"Using this approach," he writes, "it does not seem to me that the D.C. handgun ban presents an especially close question."

In my writings, I have defended a Presumption of Liberty as is a method of constitutional construction for the protection of individual liberty to be used when constitutional interpretation to discover the original meaning of the text is insufficient to resolve a particular constitutional controversy. In A Libertarian Constitution, Lund's review of my book, Restoring the Lost Constitution: The Presumption of Liberty, he criticized my applying a Presumption of Liberty to protect "any of an open-ended class of natural rights unless the government can demonstrate that the law meets stringent criteria of necessity and propriety." But in this paper he acknowledges the usefulness of a Presumption of Liberty at least to protect the enumerated right to keep and bear arms. I won't pursue this disagreement further here, except to note that he accepts the approach as practical with respect to evaluating the right to keep and bear arms by its purpose of facilitating the (unenumerated) natural right of self-defense.

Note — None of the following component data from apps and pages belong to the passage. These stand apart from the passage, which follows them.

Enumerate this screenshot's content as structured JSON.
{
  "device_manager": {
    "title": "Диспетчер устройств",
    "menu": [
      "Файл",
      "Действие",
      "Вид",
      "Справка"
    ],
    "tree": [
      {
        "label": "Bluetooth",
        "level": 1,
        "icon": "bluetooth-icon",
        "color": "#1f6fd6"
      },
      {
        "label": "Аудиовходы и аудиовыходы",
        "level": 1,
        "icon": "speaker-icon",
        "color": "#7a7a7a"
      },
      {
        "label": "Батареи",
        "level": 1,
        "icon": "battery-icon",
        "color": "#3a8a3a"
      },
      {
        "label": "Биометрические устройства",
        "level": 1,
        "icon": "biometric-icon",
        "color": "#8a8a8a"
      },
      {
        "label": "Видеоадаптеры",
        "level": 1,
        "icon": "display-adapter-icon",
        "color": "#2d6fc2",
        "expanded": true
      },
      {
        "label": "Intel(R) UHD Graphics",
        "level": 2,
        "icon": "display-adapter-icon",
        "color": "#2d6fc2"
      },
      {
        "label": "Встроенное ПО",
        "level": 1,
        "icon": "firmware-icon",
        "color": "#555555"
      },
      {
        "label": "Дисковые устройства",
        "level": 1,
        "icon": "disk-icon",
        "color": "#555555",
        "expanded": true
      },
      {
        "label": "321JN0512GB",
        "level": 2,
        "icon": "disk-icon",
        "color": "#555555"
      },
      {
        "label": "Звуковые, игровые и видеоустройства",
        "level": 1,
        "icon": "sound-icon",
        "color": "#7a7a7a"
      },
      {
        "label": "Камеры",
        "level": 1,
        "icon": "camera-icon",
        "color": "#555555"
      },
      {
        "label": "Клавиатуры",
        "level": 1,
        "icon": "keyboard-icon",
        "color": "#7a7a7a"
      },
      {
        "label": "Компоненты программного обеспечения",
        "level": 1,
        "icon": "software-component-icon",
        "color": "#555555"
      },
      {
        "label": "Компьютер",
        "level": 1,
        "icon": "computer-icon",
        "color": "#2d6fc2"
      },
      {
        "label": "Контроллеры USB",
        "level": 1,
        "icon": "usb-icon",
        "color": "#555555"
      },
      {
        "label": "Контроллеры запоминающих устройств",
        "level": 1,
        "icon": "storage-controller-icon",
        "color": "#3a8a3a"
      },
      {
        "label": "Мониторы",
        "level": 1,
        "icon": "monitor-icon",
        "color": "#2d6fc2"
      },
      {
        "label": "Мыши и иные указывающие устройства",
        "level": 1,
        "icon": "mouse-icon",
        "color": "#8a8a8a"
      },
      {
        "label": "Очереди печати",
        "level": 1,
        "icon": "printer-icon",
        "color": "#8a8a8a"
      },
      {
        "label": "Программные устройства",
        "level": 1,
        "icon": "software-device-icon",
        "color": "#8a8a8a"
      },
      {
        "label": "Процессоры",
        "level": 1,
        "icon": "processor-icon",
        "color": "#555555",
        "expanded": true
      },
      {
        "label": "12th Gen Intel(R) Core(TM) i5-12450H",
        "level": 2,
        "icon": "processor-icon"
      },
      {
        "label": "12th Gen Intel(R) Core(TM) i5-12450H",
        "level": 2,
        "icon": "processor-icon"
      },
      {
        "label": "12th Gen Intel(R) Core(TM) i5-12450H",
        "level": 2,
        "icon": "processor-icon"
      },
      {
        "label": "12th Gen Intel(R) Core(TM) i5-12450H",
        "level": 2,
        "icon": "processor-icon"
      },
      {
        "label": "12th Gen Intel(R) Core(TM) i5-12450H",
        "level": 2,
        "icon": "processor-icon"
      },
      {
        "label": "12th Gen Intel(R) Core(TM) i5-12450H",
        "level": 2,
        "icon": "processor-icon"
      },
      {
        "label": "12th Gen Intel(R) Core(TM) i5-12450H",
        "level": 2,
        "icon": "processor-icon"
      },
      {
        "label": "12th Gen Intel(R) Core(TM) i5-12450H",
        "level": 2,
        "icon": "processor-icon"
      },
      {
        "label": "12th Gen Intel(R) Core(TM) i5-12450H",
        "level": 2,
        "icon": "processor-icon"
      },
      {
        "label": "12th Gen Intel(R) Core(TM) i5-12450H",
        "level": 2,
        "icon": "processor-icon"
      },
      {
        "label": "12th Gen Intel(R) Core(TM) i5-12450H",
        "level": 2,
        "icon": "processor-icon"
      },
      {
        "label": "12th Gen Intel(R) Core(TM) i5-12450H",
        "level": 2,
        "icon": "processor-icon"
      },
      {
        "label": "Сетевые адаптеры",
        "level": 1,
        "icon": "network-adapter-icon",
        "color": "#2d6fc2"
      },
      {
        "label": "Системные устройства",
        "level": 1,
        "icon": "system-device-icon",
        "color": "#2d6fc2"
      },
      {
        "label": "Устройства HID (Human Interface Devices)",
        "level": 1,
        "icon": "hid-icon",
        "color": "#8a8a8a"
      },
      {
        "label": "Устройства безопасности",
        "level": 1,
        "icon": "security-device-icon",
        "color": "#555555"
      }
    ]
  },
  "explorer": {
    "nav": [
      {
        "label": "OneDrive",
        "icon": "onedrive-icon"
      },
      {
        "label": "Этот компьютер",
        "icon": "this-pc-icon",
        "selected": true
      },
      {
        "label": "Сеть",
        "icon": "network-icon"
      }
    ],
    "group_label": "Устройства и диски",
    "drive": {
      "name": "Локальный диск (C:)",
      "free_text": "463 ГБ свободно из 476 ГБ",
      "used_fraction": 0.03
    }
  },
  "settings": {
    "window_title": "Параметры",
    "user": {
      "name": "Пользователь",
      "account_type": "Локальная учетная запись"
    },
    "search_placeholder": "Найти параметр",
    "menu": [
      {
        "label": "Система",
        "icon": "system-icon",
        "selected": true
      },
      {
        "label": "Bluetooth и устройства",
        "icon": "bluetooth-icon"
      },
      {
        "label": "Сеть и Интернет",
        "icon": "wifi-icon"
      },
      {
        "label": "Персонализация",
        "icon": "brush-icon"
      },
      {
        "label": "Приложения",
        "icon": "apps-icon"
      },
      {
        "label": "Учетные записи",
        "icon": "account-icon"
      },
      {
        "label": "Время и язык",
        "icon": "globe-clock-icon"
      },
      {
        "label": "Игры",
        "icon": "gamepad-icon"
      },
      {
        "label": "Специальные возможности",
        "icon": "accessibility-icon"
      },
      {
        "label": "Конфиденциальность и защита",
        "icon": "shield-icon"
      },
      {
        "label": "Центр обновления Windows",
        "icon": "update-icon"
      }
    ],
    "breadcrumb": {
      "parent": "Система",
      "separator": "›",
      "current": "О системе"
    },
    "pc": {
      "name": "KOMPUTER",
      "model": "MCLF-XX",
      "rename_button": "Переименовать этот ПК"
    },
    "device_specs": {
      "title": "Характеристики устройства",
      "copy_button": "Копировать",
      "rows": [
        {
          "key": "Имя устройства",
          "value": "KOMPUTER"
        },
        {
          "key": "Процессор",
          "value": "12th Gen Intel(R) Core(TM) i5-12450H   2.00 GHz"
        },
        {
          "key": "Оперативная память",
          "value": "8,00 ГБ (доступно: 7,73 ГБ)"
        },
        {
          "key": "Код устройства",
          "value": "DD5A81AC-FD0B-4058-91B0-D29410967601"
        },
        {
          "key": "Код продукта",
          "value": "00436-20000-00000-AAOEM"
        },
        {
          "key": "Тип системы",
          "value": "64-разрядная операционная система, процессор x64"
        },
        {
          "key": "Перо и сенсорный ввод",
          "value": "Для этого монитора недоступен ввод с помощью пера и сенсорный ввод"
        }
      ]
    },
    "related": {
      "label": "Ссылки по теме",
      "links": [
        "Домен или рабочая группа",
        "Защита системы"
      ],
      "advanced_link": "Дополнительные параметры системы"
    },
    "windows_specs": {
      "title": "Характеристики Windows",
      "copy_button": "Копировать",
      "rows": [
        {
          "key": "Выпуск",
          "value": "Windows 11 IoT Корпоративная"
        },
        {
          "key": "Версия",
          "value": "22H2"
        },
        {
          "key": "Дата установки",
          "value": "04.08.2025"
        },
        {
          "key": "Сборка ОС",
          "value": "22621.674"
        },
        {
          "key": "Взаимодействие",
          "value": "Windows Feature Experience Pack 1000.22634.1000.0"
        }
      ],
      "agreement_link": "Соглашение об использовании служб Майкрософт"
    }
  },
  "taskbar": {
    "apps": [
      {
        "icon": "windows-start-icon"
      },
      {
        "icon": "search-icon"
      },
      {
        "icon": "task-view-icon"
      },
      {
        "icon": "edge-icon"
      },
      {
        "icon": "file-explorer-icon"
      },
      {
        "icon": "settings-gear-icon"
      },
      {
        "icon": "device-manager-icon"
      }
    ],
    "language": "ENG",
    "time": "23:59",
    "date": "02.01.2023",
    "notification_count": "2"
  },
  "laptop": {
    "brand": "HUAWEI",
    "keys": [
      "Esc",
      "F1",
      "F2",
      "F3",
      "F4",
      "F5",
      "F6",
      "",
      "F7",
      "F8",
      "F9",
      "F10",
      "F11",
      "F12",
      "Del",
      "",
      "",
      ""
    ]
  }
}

One final note: Especially because I largely agree with Lund's analysis, I find it unfortunate that the paper repeatedly employs a harsh rhetoric towards Justice Scalia. In contrast, although Lund's 2005 review of my book is unremittingly critical, it remains respectful. I am myself a major critic of Justice Scalia's "faint-hearted" approach to originalism in which he leaves himself sufficient "outs" to enforcing original meaning as to undermine the conclusion that he is really an originalist. (See Scalia's Infidelity: A Critique of Faint-Hearted Originalism.) And I will always be saddened by his vote in Raich. Nevertheless, I think Justice Scalia is among the most thoughtful Justices in our history and he is certainly among the most forthright in articulating and defending his view of the proper judicial role. And even before he was a Justice, he pioneered the "new originalism" with his early rejection of original framers' intent in favor of original public meaning--the approach he skillfully employs in Heller to identify an individual right to bear arms in the Second Amendment. The tone of Lund's piece is neither necessary nor constructive. All of his insightful substantive criticisms could have been made without it, and might have stood a much better chance of moving Justice Scalia himself to reconsider the way portions of his Heller opinion were constructed. This is, however, a pre-publication draft and I sincerely hope that Nelson revises it in this regard before publication.

Update: The post above was corrected to reflect the fact that Professor Lund does NOT see the unconstitutionality of the DC gun ban as a "close question" under the approach to constitutional construction that he recommends.